Given information.
▼▼▼
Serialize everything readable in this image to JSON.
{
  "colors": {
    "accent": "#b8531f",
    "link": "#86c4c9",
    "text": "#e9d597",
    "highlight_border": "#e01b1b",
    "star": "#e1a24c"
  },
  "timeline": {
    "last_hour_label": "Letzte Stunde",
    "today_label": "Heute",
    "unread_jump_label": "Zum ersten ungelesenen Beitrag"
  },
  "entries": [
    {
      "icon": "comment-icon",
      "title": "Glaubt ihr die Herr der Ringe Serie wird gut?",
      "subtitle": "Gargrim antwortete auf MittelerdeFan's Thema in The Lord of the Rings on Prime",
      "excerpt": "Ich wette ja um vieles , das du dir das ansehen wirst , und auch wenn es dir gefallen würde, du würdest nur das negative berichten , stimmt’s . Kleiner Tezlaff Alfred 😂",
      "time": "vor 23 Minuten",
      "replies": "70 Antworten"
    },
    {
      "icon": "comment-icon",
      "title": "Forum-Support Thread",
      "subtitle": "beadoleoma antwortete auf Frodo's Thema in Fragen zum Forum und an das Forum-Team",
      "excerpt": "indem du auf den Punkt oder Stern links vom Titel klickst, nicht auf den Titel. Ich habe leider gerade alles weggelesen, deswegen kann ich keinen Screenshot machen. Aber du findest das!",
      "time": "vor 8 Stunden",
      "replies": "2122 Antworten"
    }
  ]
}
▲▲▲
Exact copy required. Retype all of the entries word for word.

Solution for this exercise.
Serialize everything readable in this image to JSON.
{
  "colors": {
    "accent": "#b8531f",
    "link": "#86c4c9",
    "text": "#e9d597",
    "highlight_border": "#e01b1b",
    "star": "#e1a24c"
  },
  "timeline": {
    "last_hour_label": "Letzte Stunde",
    "today_label": "Heute",
    "unread_jump_label": "Zum ersten ungelesenen Beitrag"
  },
  "entries": [
    {
      "icon": "comment-icon",
      "title": "Glaubt ihr die Herr der Ringe Serie wird gut?",
      "subtitle": "Gargrim antwortete auf MittelerdeFan's Thema in The Lord of the Rings on Prime",
      "excerpt": "Ich wette ja um vieles , das du dir das ansehen wirst , und auch wenn es dir gefallen würde, du würdest nur das negative berichten , stimmt’s . Kleiner Tezlaff Alfred 😂",
      "time": "vor 23 Minuten",
      "replies": "70 Antworten"
    },
    {
      "icon": "comment-icon",
      "title": "Forum-Support Thread",
      "subtitle": "beadoleoma antwortete auf Frodo's Thema in Fragen zum Forum und an das Forum-Team",
      "excerpt": "indem du auf den Punkt oder Stern links vom Titel klickst, nicht auf den Titel. Ich habe leider gerade alles weggelesen, deswegen kann ich keinen Screenshot machen. Aber du findest das!",
      "time": "vor 8 Stunden",
      "replies": "2122 Antworten"
    }
  ]
}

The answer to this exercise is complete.